_DIRECTIONS FOR THIS TASK_
Each line that contains the word "System" is to be copied from the records below.

**** THE INPUT ****

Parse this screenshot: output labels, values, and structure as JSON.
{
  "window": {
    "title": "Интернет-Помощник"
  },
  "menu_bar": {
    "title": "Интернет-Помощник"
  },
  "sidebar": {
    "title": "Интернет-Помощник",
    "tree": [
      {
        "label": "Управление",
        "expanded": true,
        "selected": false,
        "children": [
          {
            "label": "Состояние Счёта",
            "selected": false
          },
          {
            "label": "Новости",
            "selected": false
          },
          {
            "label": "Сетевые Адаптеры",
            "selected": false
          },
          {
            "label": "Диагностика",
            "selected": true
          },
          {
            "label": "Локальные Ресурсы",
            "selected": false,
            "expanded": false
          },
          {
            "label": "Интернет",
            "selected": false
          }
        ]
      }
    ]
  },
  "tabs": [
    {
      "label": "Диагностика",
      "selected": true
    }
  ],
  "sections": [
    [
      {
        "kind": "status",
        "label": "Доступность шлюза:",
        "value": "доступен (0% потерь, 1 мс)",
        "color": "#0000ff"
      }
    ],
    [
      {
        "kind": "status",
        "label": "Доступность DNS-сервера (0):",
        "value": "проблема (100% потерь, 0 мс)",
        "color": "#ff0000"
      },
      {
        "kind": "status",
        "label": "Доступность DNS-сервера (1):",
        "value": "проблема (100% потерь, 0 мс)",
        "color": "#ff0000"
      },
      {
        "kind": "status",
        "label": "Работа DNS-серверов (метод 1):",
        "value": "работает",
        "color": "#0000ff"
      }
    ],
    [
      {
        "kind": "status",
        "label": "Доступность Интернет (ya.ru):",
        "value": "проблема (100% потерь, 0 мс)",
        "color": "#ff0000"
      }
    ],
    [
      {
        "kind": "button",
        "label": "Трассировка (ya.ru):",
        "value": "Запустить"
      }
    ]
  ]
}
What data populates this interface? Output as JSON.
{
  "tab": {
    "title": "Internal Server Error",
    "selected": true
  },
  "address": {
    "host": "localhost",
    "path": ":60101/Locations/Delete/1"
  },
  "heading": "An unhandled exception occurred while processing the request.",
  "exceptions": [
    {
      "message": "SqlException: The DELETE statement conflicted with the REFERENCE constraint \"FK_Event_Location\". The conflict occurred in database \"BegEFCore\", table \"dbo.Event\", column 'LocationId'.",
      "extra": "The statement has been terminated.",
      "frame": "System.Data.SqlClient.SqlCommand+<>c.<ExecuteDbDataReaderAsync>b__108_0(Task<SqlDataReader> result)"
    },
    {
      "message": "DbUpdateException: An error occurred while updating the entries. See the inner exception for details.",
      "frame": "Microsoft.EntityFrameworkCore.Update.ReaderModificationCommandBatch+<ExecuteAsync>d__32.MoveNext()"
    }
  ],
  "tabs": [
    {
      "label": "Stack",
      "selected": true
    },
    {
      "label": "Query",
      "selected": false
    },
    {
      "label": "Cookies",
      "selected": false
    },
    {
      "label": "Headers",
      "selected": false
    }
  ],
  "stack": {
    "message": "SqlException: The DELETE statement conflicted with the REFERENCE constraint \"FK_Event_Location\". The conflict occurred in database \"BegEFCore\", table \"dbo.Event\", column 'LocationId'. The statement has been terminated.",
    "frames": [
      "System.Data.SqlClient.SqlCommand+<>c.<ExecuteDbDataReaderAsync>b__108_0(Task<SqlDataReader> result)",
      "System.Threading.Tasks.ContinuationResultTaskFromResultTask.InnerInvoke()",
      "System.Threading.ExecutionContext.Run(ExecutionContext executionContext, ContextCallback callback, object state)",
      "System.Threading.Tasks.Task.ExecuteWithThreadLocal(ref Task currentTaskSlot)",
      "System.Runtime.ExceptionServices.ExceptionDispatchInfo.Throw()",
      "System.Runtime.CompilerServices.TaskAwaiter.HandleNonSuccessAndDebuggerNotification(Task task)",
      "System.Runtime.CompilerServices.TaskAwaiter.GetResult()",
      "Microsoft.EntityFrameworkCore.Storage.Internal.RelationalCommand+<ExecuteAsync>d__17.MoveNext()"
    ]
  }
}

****

_OUTPUT_
      "frame": "System.Data.SqlClient.SqlCommand+<>c.<ExecuteDbDataReaderAsync>b__108_0(Task<SqlDataReader> result)"
      "System.Data.SqlClient.SqlCommand+<>c.<ExecuteDbDataReaderAsync>b__108_0(Task<SqlDataReader> result)",
      "System.Threading.Tasks.ContinuationResultTaskFromResultTask.InnerInvoke()",
      "System.Threading.ExecutionContext.Run(ExecutionContext executionContext, ContextCallback callback, object state)",
      "System.Threading.Tasks.Task.ExecuteWithThreadLocal(ref Task currentTaskSlot)",
      "System.Runtime.ExceptionServices.ExceptionDispatchInfo.Throw()",
      "System.Runtime.CompilerServices.TaskAwaiter.HandleNonSuccessAndDebuggerNotification(Task task)",
      "System.Runtime.CompilerServices.TaskAwaiter.GetResult()",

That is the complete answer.